### What you have to do
Copy out exactly the lines from the one containing "Transcribe this image's" through the end of the records, and no pictures.

━━ Data to examine

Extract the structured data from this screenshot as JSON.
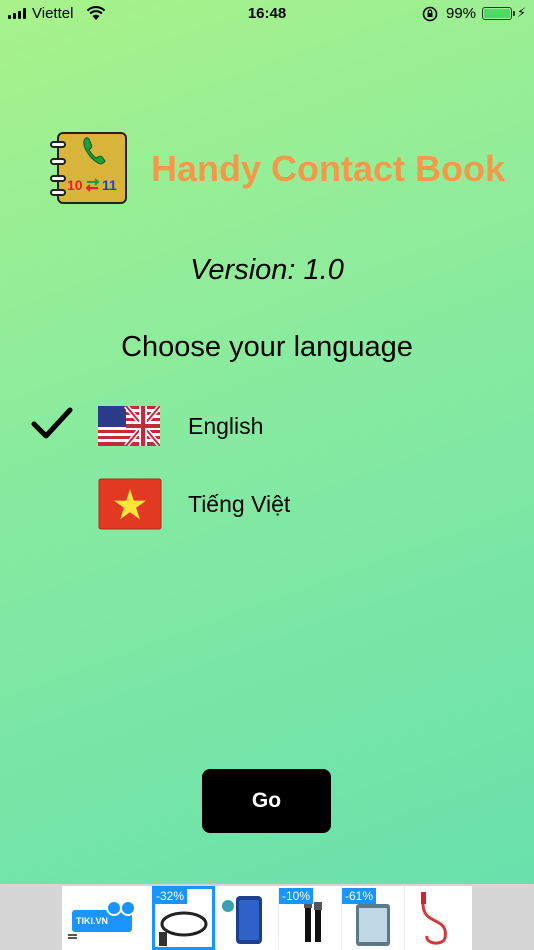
{
  "status_bar": {
    "carrier": "Viettel",
    "time": "16:48",
    "battery_percent": "99%",
    "battery_level": 0.99
  },
  "header": {
    "app_title": "Handy Contact Book",
    "icon_left_number": "10",
    "icon_right_number": "11"
  },
  "version": "Version: 1.0",
  "prompt": "Choose your language",
  "languages": [
    {
      "label": "English",
      "flag": "uk-flag-icon",
      "selected": true
    },
    {
      "label": "Tiếng Việt",
      "flag": "vietnam-flag-icon",
      "selected": false
    }
  ],
  "go_button": {
    "label": "Go"
  },
  "ad": {
    "brand": "TIKI.VN",
    "discounts": [
      "-32%",
      "-10%",
      "-61%"
    ]
  },
  "colors": {
    "title": "#f29a4a",
    "background_top": "#a8f28a",
    "background_bottom": "#66dfae",
    "button": "#000000"
  }
}
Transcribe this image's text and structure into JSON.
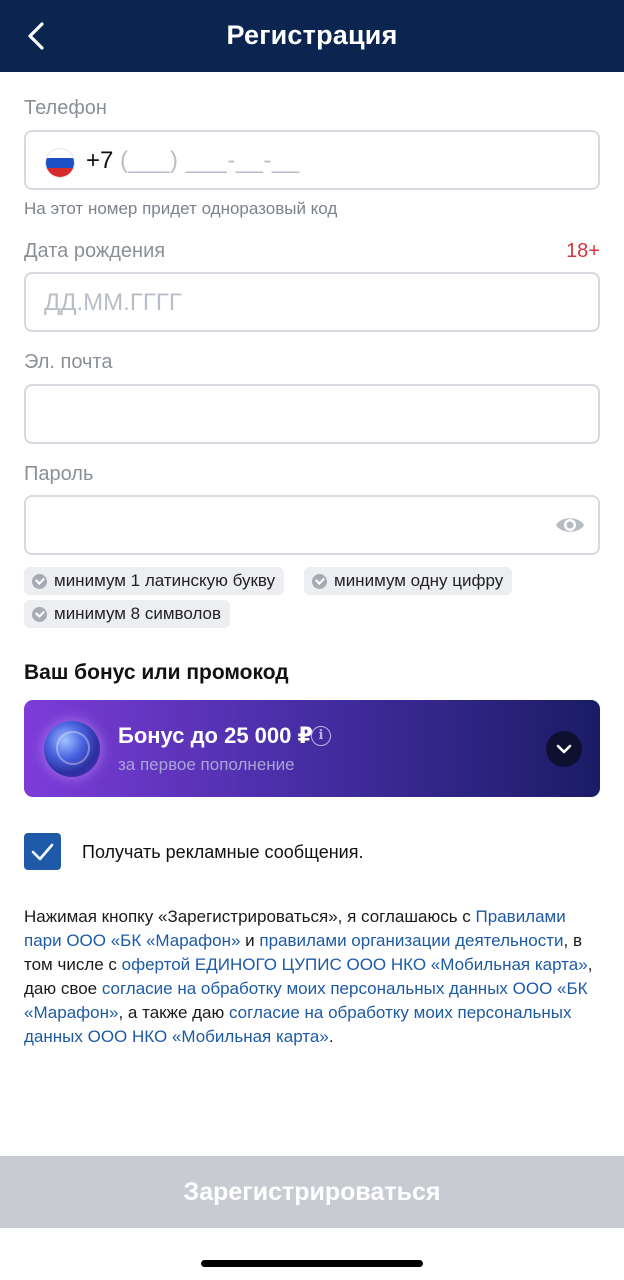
{
  "header": {
    "title": "Регистрация"
  },
  "phone": {
    "label": "Телефон",
    "prefix": "+7",
    "mask": "(___) ___-__-__",
    "hint": "На этот номер придет одноразовый код"
  },
  "birthdate": {
    "label": "Дата рождения",
    "age_badge": "18+",
    "placeholder": "ДД.ММ.ГГГГ"
  },
  "email": {
    "label": "Эл. почта"
  },
  "password": {
    "label": "Пароль",
    "requirements": [
      "минимум 1 латинскую букву",
      "минимум одну цифру",
      "минимум 8 символов"
    ]
  },
  "bonus": {
    "section_title": "Ваш бонус или промокод",
    "title": "Бонус до 25 000 ₽",
    "info_glyph": "i",
    "subtitle": "за первое пополнение"
  },
  "ads_checkbox": {
    "label": "Получать рекламные сообщения.",
    "checked": true
  },
  "terms": {
    "t1": "Нажимая кнопку «Зарегистрироваться», я соглашаюсь с ",
    "l1": "Правилами пари ООО «БК «Марафон»",
    "t2": " и ",
    "l2": "правилами организации деятельности",
    "t3": ", в том числе с ",
    "l3": "офертой ЕДИНОГО ЦУПИС ООО НКО «Мобильная карта»",
    "t4": ", даю свое ",
    "l4": "согласие на обработку моих персональных данных ООО «БК «Марафон»",
    "t5": ", а также даю ",
    "l5": "согласие на обработку моих персональных данных ООО НКО «Мобильная карта»",
    "t6": "."
  },
  "register_button": {
    "label": "Зарегистрироваться"
  },
  "colors": {
    "header_bg": "#0b2550",
    "link": "#1d5aa6",
    "age_badge": "#d23a3a",
    "checkbox": "#1e5aa8",
    "button_disabled": "#c8ccd2"
  }
}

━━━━

### Solution to this exercise
Transcribe this image's text and structure into JSON.
{
  "header": {
    "title": "Регистрация"
  },
  "phone": {
    "label": "Телефон",
    "prefix": "+7",
    "mask": "(___) ___-__-__",
    "hint": "На этот номер придет одноразовый код"
  },
  "birthdate": {
    "label": "Дата рождения",
    "age_badge": "18+",
    "placeholder": "ДД.ММ.ГГГГ"
  },
  "email": {
    "label": "Эл. почта"
  },
  "password": {
    "label": "Пароль",
    "requirements": [
      "минимум 1 латинскую букву",
      "минимум одну цифру",
      "минимум 8 символов"
    ]
  },
  "bonus": {
    "section_title": "Ваш бонус или промокод",
    "title": "Бонус до 25 000 ₽",
    "info_glyph": "i",
    "subtitle": "за первое пополнение"
  },
  "ads_checkbox": {
    "label": "Получать рекламные сообщения.",
    "checked": true
  },
  "terms": {
    "t1": "Нажимая кнопку «Зарегистрироваться», я соглашаюсь с ",
    "l1": "Правилами пари ООО «БК «Марафон»",
    "t2": " и ",
    "l2": "правилами организации деятельности",
    "t3": ", в том числе с ",
    "l3": "офертой ЕДИНОГО ЦУПИС ООО НКО «Мобильная карта»",
    "t4": ", даю свое ",
    "l4": "согласие на обработку моих персональных данных ООО «БК «Марафон»",
    "t5": ", а также даю ",
    "l5": "согласие на обработку моих персональных данных ООО НКО «Мобильная карта»",
    "t6": "."
  },
  "register_button": {
    "label": "Зарегистрироваться"
  },
  "colors": {
    "header_bg": "#0b2550",
    "link": "#1d5aa6",
    "age_badge": "#d23a3a",
    "checkbox": "#1e5aa8",
    "button_disabled": "#c8ccd2"
  }
}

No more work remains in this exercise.